It was already 77 degrees and humid when we headed out, at 9 a.m. High pitched crickets buzzed in the trees, still dripping from rain in the night, and invisible spider webs were strung across the path. I think my friend missed the webs, but I managed to get some of the sticky strands across my face and in my hair. If you've ever done this, you know how I felt. Even thought I brushed and wiped and rubbed my face and shoulders, it never felt like they were truly gone. I imagined the tiny spider on my back. On my neck. In my hair. The only way to deal with this is to STOP thinking about it. Walk on and focus on what's ahead... of course you should also find a nice forked stick to wave in front of you to remove other invisible webs! Once on the open field of the pipeline and its well worn path, there were no more worries of spider webs.
We hiked down to Meetinghouse Creek, up the hill and into the far woods, around the high, rocky ridge that runs along the river. Daisy and her beautiful canine visitor, Olive, raced ahead as I pointed out to Kaye interesting rocks, mushrooms, and box turtles, as well as some of my favorite moss mounds and wildflower patches. One particular patch was Elephants Foot (Elephantopus sp. - sometimes know as Devil's Grandmother), in full bloom in the light shade of high pines.

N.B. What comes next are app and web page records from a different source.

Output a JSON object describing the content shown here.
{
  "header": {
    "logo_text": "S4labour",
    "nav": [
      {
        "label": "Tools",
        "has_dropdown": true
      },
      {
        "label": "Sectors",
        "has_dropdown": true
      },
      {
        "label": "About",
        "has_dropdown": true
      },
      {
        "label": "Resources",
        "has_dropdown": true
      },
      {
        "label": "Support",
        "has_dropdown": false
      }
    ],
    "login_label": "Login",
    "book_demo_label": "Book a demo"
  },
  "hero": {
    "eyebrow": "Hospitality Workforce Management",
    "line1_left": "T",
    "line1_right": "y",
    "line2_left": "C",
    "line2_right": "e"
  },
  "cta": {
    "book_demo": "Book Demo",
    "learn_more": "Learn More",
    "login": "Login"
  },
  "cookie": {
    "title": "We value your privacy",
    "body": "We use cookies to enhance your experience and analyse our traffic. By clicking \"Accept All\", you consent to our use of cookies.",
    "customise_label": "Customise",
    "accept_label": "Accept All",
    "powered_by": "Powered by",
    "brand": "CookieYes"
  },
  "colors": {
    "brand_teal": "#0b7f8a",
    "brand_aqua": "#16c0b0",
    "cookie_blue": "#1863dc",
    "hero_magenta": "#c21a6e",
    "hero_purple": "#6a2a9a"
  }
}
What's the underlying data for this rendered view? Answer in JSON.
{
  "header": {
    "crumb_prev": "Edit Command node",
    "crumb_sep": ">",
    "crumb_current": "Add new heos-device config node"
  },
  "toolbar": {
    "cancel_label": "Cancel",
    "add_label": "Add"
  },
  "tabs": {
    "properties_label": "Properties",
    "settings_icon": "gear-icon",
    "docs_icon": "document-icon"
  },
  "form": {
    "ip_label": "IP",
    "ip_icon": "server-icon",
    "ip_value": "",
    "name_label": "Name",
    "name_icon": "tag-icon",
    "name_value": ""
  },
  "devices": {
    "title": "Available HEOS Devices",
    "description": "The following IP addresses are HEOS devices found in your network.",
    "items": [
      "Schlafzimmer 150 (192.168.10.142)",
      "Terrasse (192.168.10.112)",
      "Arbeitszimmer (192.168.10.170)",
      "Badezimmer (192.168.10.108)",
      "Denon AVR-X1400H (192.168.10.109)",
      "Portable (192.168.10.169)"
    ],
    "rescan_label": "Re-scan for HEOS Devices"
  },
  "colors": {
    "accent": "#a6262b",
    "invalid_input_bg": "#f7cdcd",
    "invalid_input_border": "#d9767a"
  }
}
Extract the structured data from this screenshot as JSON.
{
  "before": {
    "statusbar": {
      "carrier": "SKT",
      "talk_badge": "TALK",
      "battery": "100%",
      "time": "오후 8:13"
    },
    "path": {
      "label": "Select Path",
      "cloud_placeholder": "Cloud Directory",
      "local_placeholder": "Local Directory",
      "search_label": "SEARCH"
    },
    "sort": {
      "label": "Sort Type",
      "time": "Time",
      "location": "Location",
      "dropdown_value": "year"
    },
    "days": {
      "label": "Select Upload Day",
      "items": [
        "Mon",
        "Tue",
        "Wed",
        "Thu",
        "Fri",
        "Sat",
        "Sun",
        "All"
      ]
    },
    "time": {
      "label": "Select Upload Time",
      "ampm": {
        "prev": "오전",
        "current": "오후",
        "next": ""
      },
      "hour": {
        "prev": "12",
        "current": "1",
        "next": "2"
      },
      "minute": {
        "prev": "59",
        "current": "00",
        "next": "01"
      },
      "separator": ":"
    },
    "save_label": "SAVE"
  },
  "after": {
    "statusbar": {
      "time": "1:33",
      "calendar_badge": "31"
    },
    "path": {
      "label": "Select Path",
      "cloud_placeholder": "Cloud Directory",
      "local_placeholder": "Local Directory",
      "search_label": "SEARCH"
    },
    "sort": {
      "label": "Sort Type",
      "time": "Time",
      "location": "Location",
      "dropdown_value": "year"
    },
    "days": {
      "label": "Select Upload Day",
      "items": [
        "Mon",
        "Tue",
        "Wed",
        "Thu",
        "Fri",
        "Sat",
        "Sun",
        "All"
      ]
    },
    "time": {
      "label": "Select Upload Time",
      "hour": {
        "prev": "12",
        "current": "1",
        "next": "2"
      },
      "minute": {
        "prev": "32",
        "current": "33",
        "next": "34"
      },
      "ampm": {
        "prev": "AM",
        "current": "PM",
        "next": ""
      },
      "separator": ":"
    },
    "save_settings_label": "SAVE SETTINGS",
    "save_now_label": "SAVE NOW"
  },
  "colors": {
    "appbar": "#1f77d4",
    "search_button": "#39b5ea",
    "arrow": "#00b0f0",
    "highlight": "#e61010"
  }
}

At the river's edge Daisy and Olive headed for the water while Kaye and I settled down to draw. I found these delicate White Wood Asters that were just beginning to bloom. I thought it strange that the leaf bases on one plant (left) were so varied. It's not like I didn't see things correctly. I always notice weird details, so who knows what was going on with that plant. All the leaves on the other one (right) had typical heart-shaped leaf bases and the arrow shape.
As we were leaving we noticed the itty bitty white mushrooms. They were everywhere - the more we looked, the more we saw all through the woods, up the hill, down the bank, thousands of mushrooms. Kaye found a twig with one tiny mushroom and two that were pin-head sized. Mushrooms are amazing in many ways. Go here to hear a mycologist discuss the possibility of these beautiful fungi saving the world!